To produce any actual assertiveness by Russia beyond its post-1991 borders, it took the 2014 US sponsored coup against democratically elected, pro-Russian Ukrainian President Victor Yanukovic. Russia’s response was to declare Crimea part of Russia, mild considering that the new, democratically illegitimate Ukrainian government that the US helped to install, as nearly its first actions, announced repressive measures against the eastern Ukrainian, Russian and Russian-speaking population, and hinted that Russia’s 250-year-old naval base in Sevastopol might not be renewed. Actual military action by Russia was not required to accomplish the reabsorption of Crimea into Russia, because virtually the entire Crimean population (overwhelmingly Russian) welcomed it.
Vladimir Putin signs the treaty of accession (annexation) with Crimean leaders in 2014 (Photo credit: Kremln.ru)
After the 2014 US-sponsored and supported coup, there followed a brutal war by the new, illegitimate Kiev regime against the overwhelmingly pro-Russian and Russian-speaking population of the Donbas. In that war by Poroshenko and Zelensky between 15 and 20 thousand eastern Ukrainian, Russian-speaking citizens of Ukraine were killed by their own government’s indiscriminate bombardment of civilian areas. During all this, from 2015 through 2021, the Russian government negotiated for a solution at Minsk and took no more military action than to provide enough help to the Donbas militias to prevent their being destroyed by Kiev.
Then the Biden administration entered the scene in 2021, and vastly increased military aid to Kiev, including providing weapons systems and training for Ukrainian forces, and conducting joint military maneuvers within Ukraine. It’s a near certainty that during 2021 the Biden administration also built or expanded bioweapons research laboratories in Ukraine. Assistant US Secretary of State Victoria Nuland as much as admitted this before Congress.
Meanwhile the presence of US missile installations in Poland and Romania easily capable of being utilized for offensive purposes continued to cause unease and resentment within Russian governing circles. Remember that per Bush Senior, Helmut Kohl, Margaret Thatcher and others, the Russians were assured Poland and Romania would never become part of NATO if the Soviet Union withdrew its forces from eastern Europe and allowed German reunification, let alone host American missile sites. Small wonder the Russian government expected to soon see similar US weapons missile sites in Ukraine.
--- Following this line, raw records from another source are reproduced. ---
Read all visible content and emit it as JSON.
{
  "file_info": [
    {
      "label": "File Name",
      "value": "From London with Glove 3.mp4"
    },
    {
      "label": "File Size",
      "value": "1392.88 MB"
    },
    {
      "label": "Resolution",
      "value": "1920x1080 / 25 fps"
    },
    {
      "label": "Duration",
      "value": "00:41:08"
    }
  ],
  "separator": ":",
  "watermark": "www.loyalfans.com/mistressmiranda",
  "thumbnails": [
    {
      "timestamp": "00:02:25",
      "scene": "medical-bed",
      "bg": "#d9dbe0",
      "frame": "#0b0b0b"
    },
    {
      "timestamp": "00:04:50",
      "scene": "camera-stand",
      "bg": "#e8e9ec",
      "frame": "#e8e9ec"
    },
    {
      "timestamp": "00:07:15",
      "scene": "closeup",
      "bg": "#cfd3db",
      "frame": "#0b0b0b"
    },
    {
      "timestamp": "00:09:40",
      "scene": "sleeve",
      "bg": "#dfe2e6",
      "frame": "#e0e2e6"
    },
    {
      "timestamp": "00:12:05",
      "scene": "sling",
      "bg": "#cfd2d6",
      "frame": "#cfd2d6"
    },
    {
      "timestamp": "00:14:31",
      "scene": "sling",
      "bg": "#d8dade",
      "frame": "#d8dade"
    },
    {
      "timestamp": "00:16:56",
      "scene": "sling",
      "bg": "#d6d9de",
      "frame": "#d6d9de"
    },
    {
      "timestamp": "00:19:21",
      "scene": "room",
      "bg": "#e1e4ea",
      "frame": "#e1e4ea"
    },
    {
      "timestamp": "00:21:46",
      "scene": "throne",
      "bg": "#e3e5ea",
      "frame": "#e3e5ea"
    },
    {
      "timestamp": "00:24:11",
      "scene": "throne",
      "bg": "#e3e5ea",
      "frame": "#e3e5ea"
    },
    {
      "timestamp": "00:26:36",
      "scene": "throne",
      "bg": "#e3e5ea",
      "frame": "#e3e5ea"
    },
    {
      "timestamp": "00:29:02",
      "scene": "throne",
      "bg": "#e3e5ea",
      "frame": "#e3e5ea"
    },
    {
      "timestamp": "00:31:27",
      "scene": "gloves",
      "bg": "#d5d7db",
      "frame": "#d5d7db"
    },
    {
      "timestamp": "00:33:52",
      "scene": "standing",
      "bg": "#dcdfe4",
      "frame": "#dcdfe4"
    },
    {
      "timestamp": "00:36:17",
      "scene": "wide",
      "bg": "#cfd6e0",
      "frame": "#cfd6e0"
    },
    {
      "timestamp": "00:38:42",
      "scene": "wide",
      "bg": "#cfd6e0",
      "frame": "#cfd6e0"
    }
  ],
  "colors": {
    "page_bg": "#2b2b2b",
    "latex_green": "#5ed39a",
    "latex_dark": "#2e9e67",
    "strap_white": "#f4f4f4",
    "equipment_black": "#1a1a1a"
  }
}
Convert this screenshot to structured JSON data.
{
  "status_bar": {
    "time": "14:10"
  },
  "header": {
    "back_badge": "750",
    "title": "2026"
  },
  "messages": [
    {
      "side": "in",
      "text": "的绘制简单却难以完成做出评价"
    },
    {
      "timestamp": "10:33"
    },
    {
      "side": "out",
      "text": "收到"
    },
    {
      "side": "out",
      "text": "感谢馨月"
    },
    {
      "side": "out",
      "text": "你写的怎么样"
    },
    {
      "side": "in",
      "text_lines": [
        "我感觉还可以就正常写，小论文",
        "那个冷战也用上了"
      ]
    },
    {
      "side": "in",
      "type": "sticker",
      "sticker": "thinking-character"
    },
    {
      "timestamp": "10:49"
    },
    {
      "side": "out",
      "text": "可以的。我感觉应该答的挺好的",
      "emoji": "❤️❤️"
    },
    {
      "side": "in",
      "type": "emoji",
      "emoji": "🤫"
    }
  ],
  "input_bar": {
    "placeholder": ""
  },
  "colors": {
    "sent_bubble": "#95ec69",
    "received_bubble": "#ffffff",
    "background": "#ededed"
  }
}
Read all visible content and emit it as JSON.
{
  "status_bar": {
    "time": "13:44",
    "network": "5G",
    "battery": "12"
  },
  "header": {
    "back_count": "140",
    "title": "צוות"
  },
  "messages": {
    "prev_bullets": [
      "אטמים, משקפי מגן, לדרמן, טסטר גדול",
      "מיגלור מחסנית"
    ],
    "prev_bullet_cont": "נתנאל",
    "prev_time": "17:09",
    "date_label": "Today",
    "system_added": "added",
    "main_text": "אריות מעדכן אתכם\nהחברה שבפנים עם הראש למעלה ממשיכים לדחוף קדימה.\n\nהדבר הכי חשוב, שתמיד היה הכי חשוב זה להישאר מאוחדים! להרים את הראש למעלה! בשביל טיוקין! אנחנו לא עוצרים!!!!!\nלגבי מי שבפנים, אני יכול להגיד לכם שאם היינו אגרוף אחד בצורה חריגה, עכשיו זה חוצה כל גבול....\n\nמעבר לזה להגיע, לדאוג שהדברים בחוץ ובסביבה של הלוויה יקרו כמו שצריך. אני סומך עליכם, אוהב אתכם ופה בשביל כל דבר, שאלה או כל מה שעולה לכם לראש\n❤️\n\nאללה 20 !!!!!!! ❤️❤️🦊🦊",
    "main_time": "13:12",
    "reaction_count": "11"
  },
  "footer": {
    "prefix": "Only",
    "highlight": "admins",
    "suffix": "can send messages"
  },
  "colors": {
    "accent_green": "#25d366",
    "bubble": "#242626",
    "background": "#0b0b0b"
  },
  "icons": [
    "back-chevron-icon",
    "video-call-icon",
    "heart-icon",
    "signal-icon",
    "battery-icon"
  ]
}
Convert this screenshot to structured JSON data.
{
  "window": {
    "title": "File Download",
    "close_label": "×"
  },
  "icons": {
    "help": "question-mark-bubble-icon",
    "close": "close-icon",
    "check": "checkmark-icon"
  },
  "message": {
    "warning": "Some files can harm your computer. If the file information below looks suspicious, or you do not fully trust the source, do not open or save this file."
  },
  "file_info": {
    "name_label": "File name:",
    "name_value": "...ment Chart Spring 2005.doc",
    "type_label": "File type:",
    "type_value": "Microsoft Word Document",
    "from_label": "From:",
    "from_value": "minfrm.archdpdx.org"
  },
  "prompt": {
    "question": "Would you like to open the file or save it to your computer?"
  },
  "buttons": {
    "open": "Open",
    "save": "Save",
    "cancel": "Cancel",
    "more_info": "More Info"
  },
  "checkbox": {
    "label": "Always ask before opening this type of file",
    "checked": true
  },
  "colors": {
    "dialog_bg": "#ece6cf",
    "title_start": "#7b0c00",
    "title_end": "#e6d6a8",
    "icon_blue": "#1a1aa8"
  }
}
Throughout 2021, well into December of that year, the Russian government sought talks with the US over all of this, but especially about an end to Kiev’s war on the Donbas population, a guarantee of Ukrainian neutrality and the dismantling of offensive weapons systems in eastern Europe. The Biden administration turned down these repeated pleas for talks flatly.
And so the war came.
With this history in mind, does the Ukraine war fit the West’s claim of a “wholly unprovoked” attack on a neighbor and the initial step in building a new Russian empire? Or, does it look like a belated reaction to decades of threatening United States military expansion toward Russia’s borders, accompanied by meddling in the political affairs of a direct neighbor that for 300 out of the last 350 years was part of Russia? Does it look like Russia’s goal at the outset of the war was empire building or ensuring its own (and the Donbas population’s) security?
Give it a think.